Supplied data:

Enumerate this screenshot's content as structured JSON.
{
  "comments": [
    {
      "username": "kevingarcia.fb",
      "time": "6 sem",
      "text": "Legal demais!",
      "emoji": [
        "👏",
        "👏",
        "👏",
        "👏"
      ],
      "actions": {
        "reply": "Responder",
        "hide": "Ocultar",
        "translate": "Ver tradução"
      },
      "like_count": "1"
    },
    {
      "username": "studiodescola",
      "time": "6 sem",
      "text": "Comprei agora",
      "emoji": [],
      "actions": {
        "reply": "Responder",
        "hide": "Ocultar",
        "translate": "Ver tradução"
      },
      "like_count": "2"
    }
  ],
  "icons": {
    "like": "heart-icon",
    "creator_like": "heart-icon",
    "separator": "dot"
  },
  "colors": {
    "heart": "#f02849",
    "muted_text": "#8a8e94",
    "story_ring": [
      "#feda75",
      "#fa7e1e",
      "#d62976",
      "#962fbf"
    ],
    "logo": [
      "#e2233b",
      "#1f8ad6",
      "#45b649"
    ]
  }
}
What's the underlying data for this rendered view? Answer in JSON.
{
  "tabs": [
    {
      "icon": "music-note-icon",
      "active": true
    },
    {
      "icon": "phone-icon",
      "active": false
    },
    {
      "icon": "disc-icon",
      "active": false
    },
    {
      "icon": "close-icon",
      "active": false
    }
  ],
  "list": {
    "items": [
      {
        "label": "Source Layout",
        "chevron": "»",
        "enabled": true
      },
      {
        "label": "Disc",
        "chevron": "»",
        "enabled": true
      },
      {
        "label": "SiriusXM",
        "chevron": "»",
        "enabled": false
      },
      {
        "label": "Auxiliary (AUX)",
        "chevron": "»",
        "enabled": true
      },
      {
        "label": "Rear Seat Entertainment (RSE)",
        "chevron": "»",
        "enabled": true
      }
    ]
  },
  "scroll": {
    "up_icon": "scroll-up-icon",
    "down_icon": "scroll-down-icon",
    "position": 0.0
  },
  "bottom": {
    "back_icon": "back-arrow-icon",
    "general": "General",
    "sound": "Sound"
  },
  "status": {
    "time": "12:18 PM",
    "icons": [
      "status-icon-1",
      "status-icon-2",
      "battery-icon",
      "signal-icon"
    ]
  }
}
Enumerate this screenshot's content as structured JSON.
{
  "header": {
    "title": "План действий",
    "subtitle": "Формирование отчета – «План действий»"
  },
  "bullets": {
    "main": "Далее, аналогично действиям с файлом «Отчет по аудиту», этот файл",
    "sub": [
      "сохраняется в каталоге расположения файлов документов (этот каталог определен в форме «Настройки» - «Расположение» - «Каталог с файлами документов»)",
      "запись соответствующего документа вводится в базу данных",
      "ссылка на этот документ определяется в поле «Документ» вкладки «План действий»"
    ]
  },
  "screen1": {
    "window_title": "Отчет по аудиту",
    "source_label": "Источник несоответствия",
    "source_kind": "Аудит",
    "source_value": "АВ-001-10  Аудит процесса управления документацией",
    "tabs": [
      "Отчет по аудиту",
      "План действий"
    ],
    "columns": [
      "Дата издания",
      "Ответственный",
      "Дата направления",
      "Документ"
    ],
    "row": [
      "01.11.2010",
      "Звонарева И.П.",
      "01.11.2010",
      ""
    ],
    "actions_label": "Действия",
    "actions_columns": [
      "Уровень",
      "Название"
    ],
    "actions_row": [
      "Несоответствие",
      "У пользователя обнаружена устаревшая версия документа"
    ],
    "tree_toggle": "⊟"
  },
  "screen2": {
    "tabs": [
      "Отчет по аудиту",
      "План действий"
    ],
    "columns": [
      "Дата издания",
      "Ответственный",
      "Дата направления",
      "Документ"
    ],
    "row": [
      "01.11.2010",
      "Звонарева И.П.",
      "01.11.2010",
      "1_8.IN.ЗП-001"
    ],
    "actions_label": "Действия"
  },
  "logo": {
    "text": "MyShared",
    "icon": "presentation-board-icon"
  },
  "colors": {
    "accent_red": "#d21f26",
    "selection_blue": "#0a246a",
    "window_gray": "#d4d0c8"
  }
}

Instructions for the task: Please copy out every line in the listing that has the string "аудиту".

Answer area:
    "main": "Далее, аналогично действиям с файлом «Отчет по аудиту», этот файл",
    "window_title": "Отчет по аудиту",
      "Отчет по аудиту",
      "Отчет по аудиту",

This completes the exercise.